Finding stress-relief techniques is not just calming for the mind but soothing for the gut, too.

Q4: What are the signs of an unhealthy gut?

An unhappy gut sends multiple signals. Common red flags include persistent digestive issues like bloating, gas, diarrhea, or constipation. But it’s not limited to the digestive tract.

Unexplained fatigue, skin irritations, food intolerances, and even mood swings can be subtle hints from your gut pleading for attention. It’s like your body’s internal messaging system alerting you that something’s amiss in the gut world.

Q5: Are probiotics and prebiotics essential for gut health?

Probiotics and prebiotics are indeed beneficial allies for your gut.

Probiotics, found in fermented foods and supplements, are live bacteria that add to the diversity of your gut’s ecosystem. Think of them as adding more citizens to your gut’s bustling city.

Prebiotics, however, are like the food that fuels these bacteria. Found in fibrous foods, they help your gut bacteria thrive. Together, they’re a dynamic duo, keeping your gut’s community lively and balanced.

Four Signs of an Unhealthy Gut - Jonathan Bailor

Empowering Change: A Path to UTI Prevention

In conclusion, embracing a balanced lifestyle can significantly reduce the risk of urinary tract infections.

Remember, proper hydration, a nutritious diet, and mindful habits like choosing appropriate clothing and hygiene practices are key. This journey towards better health is not just personal; it’s a shared experience.

We invite you to be a catalyst for change in your community. Share this message with friends and family through social media and email. Let’s spread awareness and empower each other to live healthier, happier lives free from the discomfort of UTIs. Your wellness journey starts now. Share, inspire, and transform!

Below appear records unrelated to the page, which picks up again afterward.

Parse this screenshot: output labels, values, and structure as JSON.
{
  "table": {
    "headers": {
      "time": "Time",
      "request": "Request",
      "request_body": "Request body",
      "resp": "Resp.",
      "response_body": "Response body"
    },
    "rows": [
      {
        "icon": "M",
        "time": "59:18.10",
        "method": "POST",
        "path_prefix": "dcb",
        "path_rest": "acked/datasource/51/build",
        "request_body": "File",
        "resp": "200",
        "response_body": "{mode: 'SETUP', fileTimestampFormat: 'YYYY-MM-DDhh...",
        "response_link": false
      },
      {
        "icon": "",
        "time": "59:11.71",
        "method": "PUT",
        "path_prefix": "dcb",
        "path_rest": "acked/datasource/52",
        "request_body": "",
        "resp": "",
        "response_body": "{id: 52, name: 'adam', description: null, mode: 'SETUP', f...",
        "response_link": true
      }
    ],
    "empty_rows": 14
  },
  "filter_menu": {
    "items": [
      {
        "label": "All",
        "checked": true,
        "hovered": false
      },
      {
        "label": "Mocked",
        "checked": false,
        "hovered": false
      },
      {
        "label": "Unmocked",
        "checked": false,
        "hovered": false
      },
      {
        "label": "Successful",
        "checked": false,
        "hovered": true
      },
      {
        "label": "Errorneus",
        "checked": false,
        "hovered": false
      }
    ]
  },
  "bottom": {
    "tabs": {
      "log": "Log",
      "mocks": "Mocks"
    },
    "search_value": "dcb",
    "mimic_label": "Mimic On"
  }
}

Feeling Better Is Priceless, That's Why We Don't Put A Price On It!

“It’s Like A Free and Medically Valid Version of Noom and Weight Watchers Online”

~ Dr. Doctor Matthew Oleshiak, MD

Click the 'LEARN MORE' button below for free lifetime access to the fast fix program developed by Jonathan and top Ivy League Medical Doctors


P.S. It's not a free trial. It's not part of the program for free. The entire program is free, forever, for real! No credit card needed.